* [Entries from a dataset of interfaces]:
-------

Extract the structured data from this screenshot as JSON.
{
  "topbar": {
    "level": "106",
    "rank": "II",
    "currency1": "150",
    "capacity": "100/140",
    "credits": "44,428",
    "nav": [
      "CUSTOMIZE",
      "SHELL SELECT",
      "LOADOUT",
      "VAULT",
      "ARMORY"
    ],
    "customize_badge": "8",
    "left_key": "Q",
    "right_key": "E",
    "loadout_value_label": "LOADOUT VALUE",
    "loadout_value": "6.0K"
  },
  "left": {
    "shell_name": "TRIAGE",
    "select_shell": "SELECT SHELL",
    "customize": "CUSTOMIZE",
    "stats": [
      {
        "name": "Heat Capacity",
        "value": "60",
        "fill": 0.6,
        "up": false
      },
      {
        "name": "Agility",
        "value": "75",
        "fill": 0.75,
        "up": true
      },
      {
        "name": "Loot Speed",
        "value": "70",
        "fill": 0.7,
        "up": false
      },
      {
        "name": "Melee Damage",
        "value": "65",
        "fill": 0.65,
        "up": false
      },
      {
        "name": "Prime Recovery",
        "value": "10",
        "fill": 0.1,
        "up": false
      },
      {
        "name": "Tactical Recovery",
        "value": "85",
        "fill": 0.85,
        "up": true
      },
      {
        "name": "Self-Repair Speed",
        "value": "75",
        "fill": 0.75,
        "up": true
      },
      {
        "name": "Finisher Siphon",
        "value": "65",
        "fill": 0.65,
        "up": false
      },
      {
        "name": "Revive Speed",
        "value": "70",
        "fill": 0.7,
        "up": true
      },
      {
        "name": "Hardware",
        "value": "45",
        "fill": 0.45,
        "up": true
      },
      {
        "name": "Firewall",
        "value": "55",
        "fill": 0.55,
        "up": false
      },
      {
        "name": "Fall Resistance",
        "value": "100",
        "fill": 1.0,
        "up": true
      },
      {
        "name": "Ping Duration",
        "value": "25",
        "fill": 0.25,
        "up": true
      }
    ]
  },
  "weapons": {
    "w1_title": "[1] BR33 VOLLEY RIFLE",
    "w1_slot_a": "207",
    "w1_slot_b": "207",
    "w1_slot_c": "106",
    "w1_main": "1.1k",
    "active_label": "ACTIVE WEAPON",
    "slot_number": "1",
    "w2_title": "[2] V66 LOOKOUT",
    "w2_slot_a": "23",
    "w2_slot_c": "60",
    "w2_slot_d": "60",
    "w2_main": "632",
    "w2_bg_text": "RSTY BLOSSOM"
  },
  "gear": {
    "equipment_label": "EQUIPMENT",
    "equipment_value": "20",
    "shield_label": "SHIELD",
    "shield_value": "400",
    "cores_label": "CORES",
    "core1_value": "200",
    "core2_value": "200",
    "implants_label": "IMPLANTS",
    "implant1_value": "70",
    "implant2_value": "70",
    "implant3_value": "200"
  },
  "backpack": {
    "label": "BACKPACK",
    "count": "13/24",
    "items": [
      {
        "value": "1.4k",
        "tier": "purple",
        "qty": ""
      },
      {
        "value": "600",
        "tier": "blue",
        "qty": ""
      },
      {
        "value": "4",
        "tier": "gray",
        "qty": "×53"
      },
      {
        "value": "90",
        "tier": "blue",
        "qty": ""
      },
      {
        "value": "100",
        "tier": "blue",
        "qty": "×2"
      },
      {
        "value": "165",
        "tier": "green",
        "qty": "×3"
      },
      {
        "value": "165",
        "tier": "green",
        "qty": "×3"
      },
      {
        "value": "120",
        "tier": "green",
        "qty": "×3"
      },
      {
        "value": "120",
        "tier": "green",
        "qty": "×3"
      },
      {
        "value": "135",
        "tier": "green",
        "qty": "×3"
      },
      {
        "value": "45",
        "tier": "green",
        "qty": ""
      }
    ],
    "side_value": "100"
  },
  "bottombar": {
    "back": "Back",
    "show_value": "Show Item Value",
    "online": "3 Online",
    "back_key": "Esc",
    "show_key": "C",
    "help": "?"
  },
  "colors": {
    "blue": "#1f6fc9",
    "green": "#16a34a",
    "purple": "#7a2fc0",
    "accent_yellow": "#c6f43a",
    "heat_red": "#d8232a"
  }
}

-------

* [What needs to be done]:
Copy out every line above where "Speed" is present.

* [Written response]:
        "name": "Loot Speed",
        "name": "Self-Repair Speed",
        "name": "Revive Speed",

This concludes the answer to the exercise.